My current project began with a plan to write a history of the Armenian Church where I spent much of my childhood and teen years. It’s evolved since its original conception and likely will evolve further as I continue my research. Some of the things I’ve learned have not surprised me—although I hadn’t considered them when starting out. Others have both surprised and dismayed me. But the biggest surprise has been the increasing connection I’ve felt with my Armenian ancestry. The result of this last finding has been to nudge my book focus more toward that ancestry, with the church history playing a supporting role rather than being the sole focus.
What I’ve learned:
• Armenians—men and women—are a strong, resilient, adaptive, and intelligent nationality. Over centuries, their home country’s borders have changed, and their faith (they were among the first Christians) made them the target of the predominantly Moslem Turks, most notably during the massacres spanning 1895-1922, the most well-known period being the genocide of 1914-1917. The latter included death marches, rapes of young women (and boys), and targeted annihilation of men, women and children.
• Hundreds of thousands of Armenians who survived and/or were able to escape to safer neighboring countries eventually immigrated legally to America. Most of those immigrants and virtually all of their children assimilated into the American culture and became American citizens.
• The early Armenians, before and after immigration, most likely didn’t choose their spouse. Their marriages were arranged—sometimes through agreements when they were still children.
• First generation Armenians’ lives revolved around family and church.
• Men worked and managed the money. Women lived with their parents until married and rarely worked outside the home. Once married, they took care of children and the home, and supported the husband. Since multiple generations lived together, the women often were called upon to care for parents and grandparents. (Wedding Photo)
• As a young child in our church, the adults were addressed as Mr., Mrs., or Miss. We rarely saw church members away from church activities, so children and teens didn’t get to know “the adults,” both men and women, in any depth. My strongest recollections of the church ladies was a pinch of my cheek accompanied by “inchbes es” (how are you?) – and sometimes a kiss on a nose or forehead or cheek that left a bright red lip imprint. The church men rarely spoke to the children, at least not to girls. As a result, I never really knew those elders, even those of my parents’ generation. Since I started my research and have had conversations with many of these women (most in their late eighties and up to almost 100), I have been delighted by the warm, friendly women I’m getting to know. The real people, not the limited cardboard cutout of my childhood experience. Many of these women have begun sharing stories of their younger years and what they remember of their parents’ experiences.

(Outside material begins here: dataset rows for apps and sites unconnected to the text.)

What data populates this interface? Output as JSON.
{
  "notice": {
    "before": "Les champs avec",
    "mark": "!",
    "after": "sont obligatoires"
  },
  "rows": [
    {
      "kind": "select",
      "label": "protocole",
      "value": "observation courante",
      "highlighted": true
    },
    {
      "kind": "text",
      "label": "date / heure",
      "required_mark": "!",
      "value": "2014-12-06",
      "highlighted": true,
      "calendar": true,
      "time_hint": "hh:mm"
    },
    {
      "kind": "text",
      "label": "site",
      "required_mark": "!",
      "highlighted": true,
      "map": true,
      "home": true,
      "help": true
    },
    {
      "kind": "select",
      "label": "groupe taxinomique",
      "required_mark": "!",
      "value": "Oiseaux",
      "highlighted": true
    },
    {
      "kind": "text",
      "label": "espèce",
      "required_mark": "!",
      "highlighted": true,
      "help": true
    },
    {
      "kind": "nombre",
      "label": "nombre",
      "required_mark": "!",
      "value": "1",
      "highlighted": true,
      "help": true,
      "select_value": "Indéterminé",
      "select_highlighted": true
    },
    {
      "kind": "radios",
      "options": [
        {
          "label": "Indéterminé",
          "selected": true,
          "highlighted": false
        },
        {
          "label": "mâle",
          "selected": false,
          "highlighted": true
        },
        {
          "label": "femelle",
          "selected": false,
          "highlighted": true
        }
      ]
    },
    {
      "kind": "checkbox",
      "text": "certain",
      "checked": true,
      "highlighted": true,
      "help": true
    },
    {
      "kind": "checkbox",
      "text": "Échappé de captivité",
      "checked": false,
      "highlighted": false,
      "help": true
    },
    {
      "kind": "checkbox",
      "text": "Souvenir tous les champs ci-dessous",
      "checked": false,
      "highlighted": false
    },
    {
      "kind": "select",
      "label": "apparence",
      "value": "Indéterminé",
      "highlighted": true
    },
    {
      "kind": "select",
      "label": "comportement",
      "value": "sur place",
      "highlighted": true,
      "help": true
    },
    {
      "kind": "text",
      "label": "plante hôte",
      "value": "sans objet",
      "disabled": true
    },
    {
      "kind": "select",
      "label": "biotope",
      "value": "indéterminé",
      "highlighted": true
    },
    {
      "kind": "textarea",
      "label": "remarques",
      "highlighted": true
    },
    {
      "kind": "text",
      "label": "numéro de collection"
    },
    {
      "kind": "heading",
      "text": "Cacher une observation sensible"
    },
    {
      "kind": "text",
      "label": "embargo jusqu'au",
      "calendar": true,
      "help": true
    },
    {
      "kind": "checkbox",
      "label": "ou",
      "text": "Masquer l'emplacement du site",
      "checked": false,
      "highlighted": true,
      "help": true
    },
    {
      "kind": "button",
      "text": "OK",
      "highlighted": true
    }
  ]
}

Since I didn’t know the men at all, I’ve chosen to meet with the women first. In later posts I will describe my interviews with the men – no first generation church members still alive, but I hope their offspring will have stories to share.
And finally . . .
• Strong people have strong ideas and opinions—in relationships, in work settings, in countries, even in a church that once played a central role in people’s lives. Unwillingness to be open to someone else’s ideas or try new approaches with an evolving congregation can, and in this case did, bring about the church’s demise.
A new friend who has been making documentary films about the Armenians for decades advised me: “Do your interviews and research first. The direction of your story will flow naturally from what you learn along the way.”
My journey continues.